What character was the easiest for you to relate to, and which was the most difficult?
Finn was the easiest character to relate to. Jack was one of the most difficult, as he’s someone scarred by his past as a killer and struggling out of a nightmare and into a life he doesn’t think he deserves. Caliban, his savage nemesis, was also a bit hard to connect with.
How much research did you do for this book?
I tried to read or re-read every book on Celtic folklore or faeries I could find. I also bastardized much of the Gaelic and Celtic languages, since most of the Fatas in Fairy Hollow are Irish.
You clearly have a love of faeries, what about them most appeals to you?
My first encounter with a faery was Maleficent in Disney’s animated Sleeping Beauty. In the ‘80s, Charles de Lint and Terri Windling wrote faeries and elves into the modern world and it became a popular subgenre. Then I began reading Celtic mythology and found the faery folk to be a little terrifying, especially their associations with the dead, their capricious personalities, and the variety of shapes they took, from beautiful, to puzzling, to grotesque.
Do you believe in faeries?
Hmm. You’re not supposed to talk about them because they might be listening.
Did you know from the start where the story was going to go, or did you get surprised along the way? If so, when and by whom?
I basically knew where the story was headed, but I was surprised by some twists and turns. I was surprised by the introduction of the Black Scissors, (I woke up one morning with the poem describing him in my head), and by his being Reiko’s former true love. Reiko Fata, the ruthless Fata queen, also surprised me by revealing that she’d grown a heart.
Will we see these characters again in a future novel?
There are two novels—Briar Queen and Nettle King—set to follow Thorn Jack. Briar Queen, #2, is still being revised. I’m just finishing the first draft of Nettle King, #3. Finn’s, Jack’s, Christie’s, and Sylvie’s encounters with the Fatas haven’t ended yet.
In the film version of the book, who do you see as playing the main characters?
I don’t know. I’ve got such a vivid picture in my head of the main characters. I’ve placed some ideas by others on my Thorn Jack Pinterest page, such as Emma Watson for Phouka and Chloe Grace Moretz for Finn.
Is there anything else you’d like to share?
All of the fantasy and sci fi authors chosen by Harper Voyager through the open submissions call have intriguing books being released in the next few months. I strongly suggest checking them out!
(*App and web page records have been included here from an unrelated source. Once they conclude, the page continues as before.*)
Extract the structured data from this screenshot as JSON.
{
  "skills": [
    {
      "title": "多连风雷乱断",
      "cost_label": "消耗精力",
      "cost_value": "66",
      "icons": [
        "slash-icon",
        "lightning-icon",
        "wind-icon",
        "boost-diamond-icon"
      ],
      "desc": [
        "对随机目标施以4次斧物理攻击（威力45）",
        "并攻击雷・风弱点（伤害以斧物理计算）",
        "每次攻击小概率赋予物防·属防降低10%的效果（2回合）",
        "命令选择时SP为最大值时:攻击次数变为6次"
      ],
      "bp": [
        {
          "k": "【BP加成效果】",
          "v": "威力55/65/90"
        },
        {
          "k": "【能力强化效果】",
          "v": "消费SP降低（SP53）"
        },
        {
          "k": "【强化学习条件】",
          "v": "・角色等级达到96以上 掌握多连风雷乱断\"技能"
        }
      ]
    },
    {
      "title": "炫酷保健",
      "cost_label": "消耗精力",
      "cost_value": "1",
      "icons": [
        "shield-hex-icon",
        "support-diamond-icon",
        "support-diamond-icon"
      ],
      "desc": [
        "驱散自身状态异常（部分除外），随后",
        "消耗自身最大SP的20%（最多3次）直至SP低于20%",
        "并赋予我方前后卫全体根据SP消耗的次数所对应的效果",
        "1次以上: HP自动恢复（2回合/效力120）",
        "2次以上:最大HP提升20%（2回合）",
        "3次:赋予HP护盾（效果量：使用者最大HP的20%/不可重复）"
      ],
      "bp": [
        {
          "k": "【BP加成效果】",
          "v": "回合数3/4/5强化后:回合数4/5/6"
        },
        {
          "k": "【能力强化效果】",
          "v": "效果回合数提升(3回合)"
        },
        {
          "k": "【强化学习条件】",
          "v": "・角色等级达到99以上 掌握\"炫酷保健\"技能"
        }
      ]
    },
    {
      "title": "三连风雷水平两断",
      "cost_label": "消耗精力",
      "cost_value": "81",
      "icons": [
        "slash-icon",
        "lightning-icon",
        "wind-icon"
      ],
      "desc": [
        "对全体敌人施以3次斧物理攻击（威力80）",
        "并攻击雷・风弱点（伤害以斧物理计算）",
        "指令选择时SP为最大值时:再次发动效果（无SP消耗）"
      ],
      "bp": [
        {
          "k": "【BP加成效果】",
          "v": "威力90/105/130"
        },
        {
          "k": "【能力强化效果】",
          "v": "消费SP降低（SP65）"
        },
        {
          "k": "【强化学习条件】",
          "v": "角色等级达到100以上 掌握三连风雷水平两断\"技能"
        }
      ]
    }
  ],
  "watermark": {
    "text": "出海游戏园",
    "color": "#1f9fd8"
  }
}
Thanks again, I wish you great success with Thorn Jack and your writing career, and hopefully you’ll get a chance to stop by again sometime.